§ **WORK TASK**
Reprint every entry, character for character.

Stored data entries
┌──

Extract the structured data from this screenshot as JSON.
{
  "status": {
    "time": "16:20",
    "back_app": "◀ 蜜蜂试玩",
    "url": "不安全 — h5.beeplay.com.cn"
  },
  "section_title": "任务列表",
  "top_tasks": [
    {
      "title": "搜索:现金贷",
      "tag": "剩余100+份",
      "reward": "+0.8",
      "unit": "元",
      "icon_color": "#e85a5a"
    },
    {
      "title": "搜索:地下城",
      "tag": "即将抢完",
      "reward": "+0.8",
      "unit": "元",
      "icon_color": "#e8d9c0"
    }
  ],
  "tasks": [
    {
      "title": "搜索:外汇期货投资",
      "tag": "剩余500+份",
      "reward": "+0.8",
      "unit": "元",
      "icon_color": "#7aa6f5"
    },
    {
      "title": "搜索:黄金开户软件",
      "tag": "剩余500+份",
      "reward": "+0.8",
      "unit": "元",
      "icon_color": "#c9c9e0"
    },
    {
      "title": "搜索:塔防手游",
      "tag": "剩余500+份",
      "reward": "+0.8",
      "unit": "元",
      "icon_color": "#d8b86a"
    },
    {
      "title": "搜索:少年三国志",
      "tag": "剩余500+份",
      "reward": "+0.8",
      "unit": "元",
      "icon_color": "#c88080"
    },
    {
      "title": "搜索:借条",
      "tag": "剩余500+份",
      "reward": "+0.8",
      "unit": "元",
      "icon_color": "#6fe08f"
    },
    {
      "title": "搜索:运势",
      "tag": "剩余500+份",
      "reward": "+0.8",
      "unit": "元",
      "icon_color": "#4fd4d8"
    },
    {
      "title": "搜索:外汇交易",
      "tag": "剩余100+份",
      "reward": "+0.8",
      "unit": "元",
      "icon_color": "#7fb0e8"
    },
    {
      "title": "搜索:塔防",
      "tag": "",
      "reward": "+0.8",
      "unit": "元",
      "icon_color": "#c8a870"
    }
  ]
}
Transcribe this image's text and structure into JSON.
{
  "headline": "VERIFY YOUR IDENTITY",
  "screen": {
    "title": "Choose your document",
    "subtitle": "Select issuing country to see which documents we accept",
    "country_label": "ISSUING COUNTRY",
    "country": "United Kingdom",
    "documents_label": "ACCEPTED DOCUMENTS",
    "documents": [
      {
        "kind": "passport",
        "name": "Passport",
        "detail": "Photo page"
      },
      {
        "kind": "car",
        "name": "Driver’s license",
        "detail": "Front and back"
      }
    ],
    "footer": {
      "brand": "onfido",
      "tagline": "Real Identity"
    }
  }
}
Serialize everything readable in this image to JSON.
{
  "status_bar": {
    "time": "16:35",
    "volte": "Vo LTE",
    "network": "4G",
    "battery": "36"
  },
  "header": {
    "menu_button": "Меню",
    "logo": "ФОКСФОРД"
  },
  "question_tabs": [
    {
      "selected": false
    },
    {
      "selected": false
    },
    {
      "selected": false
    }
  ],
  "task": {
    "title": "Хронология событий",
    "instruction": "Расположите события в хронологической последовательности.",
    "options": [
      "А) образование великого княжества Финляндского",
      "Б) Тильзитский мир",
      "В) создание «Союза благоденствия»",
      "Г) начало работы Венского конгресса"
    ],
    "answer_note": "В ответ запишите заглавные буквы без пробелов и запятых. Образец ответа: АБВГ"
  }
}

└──

§ **REPLY**
Extract the structured data from this screenshot as JSON.
{
  "status": {
    "time": "16:20",
    "back_app": "◀ 蜜蜂试玩",
    "url": "不安全 — h5.beeplay.com.cn"
  },
  "section_title": "任务列表",
  "top_tasks": [
    {
      "title": "搜索:现金贷",
      "tag": "剩余100+份",
      "reward": "+0.8",
      "unit": "元",
      "icon_color": "#e85a5a"
    },
    {
      "title": "搜索:地下城",
      "tag": "即将抢完",
      "reward": "+0.8",
      "unit": "元",
      "icon_color": "#e8d9c0"
    }
  ],
  "tasks": [
    {
      "title": "搜索:外汇期货投资",
      "tag": "剩余500+份",
      "reward": "+0.8",
      "unit": "元",
      "icon_color": "#7aa6f5"
    },
    {
      "title": "搜索:黄金开户软件",
      "tag": "剩余500+份",
      "reward": "+0.8",
      "unit": "元",
      "icon_color": "#c9c9e0"
    },
    {
      "title": "搜索:塔防手游",
      "tag": "剩余500+份",
      "reward": "+0.8",
      "unit": "元",
      "icon_color": "#d8b86a"
    },
    {
      "title": "搜索:少年三国志",
      "tag": "剩余500+份",
      "reward": "+0.8",
      "unit": "元",
      "icon_color": "#c88080"
    },
    {
      "title": "搜索:借条",
      "tag": "剩余500+份",
      "reward": "+0.8",
      "unit": "元",
      "icon_color": "#6fe08f"
    },
    {
      "title": "搜索:运势",
      "tag": "剩余500+份",
      "reward": "+0.8",
      "unit": "元",
      "icon_color": "#4fd4d8"
    },
    {
      "title": "搜索:外汇交易",
      "tag": "剩余100+份",
      "reward": "+0.8",
      "unit": "元",
      "icon_color": "#7fb0e8"
    },
    {
      "title": "搜索:塔防",
      "tag": "",
      "reward": "+0.8",
      "unit": "元",
      "icon_color": "#c8a870"
    }
  ]
}
Transcribe this image's text and structure into JSON.
{
  "headline": "VERIFY YOUR IDENTITY",
  "screen": {
    "title": "Choose your document",
    "subtitle": "Select issuing country to see which documents we accept",
    "country_label": "ISSUING COUNTRY",
    "country": "United Kingdom",
    "documents_label": "ACCEPTED DOCUMENTS",
    "documents": [
      {
        "kind": "passport",
        "name": "Passport",
        "detail": "Photo page"
      },
      {
        "kind": "car",
        "name": "Driver’s license",
        "detail": "Front and back"
      }
    ],
    "footer": {
      "brand": "onfido",
      "tagline": "Real Identity"
    }
  }
}
Serialize everything readable in this image to JSON.
{
  "status_bar": {
    "time": "16:35",
    "volte": "Vo LTE",
    "network": "4G",
    "battery": "36"
  },
  "header": {
    "menu_button": "Меню",
    "logo": "ФОКСФОРД"
  },
  "question_tabs": [
    {
      "selected": false
    },
    {
      "selected": false
    },
    {
      "selected": false
    }
  ],
  "task": {
    "title": "Хронология событий",
    "instruction": "Расположите события в хронологической последовательности.",
    "options": [
      "А) образование великого княжества Финляндского",
      "Б) Тильзитский мир",
      "В) создание «Союза благоденствия»",
      "Г) начало работы Венского конгресса"
    ],
    "answer_note": "В ответ запишите заглавные буквы без пробелов и запятых. Образец ответа: АБВГ"
  }
}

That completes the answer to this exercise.